Commentary: The savvy CEO knows cookies can keep shareholders cheery in tough times


When May and June roll around, so does the busiest part of the annual shareholder meeting season.

Although they provide an important chance for investors to question management teams and provide feedback, these gatherings operate in a way that often seems anachronistic in the age of Web 2.0. But they have the flair of a neighborhood council meeting and can provide a laugh.

Here's how these things usually go down: CEOs, chairmen and general counsels sit at a big table on a stage, read administrative instructions from a script, declare a voting quorum present and tell the audience that Accountant XYZ has been confirmed.

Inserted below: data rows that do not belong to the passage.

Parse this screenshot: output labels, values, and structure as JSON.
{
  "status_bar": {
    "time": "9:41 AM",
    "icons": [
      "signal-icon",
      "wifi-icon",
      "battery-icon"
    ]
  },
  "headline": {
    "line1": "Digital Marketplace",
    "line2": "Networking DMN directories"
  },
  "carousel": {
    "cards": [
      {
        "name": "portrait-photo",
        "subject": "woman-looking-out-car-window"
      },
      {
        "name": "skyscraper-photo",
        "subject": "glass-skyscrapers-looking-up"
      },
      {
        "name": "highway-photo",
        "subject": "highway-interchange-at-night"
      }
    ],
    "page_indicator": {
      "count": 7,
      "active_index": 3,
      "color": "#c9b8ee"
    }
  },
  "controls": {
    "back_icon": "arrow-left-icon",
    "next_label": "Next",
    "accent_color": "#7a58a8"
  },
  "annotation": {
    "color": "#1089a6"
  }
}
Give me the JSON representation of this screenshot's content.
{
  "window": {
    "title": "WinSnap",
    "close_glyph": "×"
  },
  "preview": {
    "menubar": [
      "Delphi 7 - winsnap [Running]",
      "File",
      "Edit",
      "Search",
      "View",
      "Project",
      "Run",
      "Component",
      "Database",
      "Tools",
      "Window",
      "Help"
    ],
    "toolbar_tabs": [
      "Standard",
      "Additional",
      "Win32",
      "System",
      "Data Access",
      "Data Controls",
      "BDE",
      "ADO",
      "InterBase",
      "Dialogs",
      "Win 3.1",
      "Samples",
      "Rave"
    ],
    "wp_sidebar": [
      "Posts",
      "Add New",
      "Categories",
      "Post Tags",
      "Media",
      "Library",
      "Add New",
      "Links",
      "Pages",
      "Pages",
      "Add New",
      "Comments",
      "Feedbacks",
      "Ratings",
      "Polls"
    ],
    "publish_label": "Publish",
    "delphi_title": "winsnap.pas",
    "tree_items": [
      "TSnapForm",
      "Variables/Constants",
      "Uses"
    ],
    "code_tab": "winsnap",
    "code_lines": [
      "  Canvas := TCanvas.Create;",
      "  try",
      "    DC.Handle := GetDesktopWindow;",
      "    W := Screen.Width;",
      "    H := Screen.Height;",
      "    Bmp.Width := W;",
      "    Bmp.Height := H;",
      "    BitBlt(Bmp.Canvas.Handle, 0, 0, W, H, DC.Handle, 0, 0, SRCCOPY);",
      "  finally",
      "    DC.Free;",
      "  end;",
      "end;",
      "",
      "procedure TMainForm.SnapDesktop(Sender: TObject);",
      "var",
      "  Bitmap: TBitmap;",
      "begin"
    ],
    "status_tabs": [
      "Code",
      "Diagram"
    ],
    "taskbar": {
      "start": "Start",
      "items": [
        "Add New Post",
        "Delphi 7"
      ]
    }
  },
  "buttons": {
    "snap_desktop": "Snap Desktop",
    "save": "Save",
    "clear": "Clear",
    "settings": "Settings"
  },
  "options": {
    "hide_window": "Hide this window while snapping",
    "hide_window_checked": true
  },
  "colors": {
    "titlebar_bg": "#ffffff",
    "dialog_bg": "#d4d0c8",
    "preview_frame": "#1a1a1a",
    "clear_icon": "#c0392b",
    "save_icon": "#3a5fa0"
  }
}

Still awake? Aside from fast-moving highlight reels of hit TV shows and movies (underlined with energetic music), there's little real entertainment. Most prepared CEO speeches summarize last year's long-announced earnings and include well-known promises to provide shareholder value.

This year, the management teams at Time Warner, CBS Corp. and Viacom each highlighted the deep recession that has hurt profits and stock prices and talked up a recent stabilization in the ad market. All agreed that their companies and stock will emerge stronger and better positioned than others.

The goal is not to make headlines but to send shareholders home happy.

Shareholders bringing serious proposals to a vote usually have the most interesting comments, though the proposals typically get voted down. The sole exception this year: TW shareholders approved by a 55% majority a proposal that will allow holders of at least 10% of common stock to call special shareholder meetings outside the annual gathering. A "say on pay" proposal that would have given shareholders a nonbinding vote on the compensation levels of top execs fell just short, with 45% approval.

TW shareholders asked serious questions about the conglomerate's planned separation of AOL, the effects of its focus on content businesses and the outlook for the ad market.

Big institutional investors usually couldn't care less about attending these outings, but most small shareholders have different priorities, which mainly revolve around whether cookies and coffee are served. (A few years ago, shareholders were seen sweeping plates of cookies into their bags.)

Most affairs and their catering this time around were simpler, and shareholders noticed. Time Warner and Viacom held their meetings in more intimate settings at their headquarters, rather than the typical dark hotel conference room with the charm of a parking garage. As CEOs applauded their executives' difficult cost-cutting work, attendees seemed to hand out compliments only when they felt they were really due.

In the only shareholder comment at the Viacom meeting, a woman said the highlight reel shown by president and CEO Philippe Dauman was nice, but she felt the pain brought by the company's low stock price and lack of a dividend. But at least Viacom still serves breakfast, she said.

(Viacom sibling CBS scored brownie points -- or was it just cookies and bananas? -- by serving breakfast at its gathering a few days later.)

This year's meetings brought out those old acquaintances, like longtime shareholder activist Evelyn Y. Davis. But why did she play a lead role at the TW and CBS outings but miss Viacom's? Word is that she sold her Viacom shares a couple of years ago, which means Viacom execs didn't get to hear one of her typical introductions presented, as music readers would say, forte: "I'm Evelyn Y. Davis, editor of 'Highlights and Lowlights.' You probably know me from CNBC."

Davis dragged out the meetings with valid governance questions, followed by stories about her ex-husbands and TV appearances.

But thanks to Davis and another shareholder, I am pitching the idea for a new TV show, "The Dating Game: Shareholder Meeting Edition."

At TW's session, Davis lauded chairman and CEO Jeffrey Bewkes for a reason you might not expect. "You are the best-looking CEO we have had," she said. Another shareholder joined Davis in lauding Bewkes as "handsome."

Bewkes' biggest competition apparently comes from CBS and Viacom chairman and controlling shareholder Sumner Redstone. Davis told him at the CBS meeting that he was looking good and asked whether he had a new haircut.

Anyone care for an annual ranking of the sexiest entertainment CEOs?

Davis provided another of this season's funniest moments, accidentally calling Bewkes "Jerry" a couple of times -- maybe lapsing to the old days, when Gerald Levin ran TW and later AOL TW.

As we said, these shareholder meetings can seem a tad anachronistic.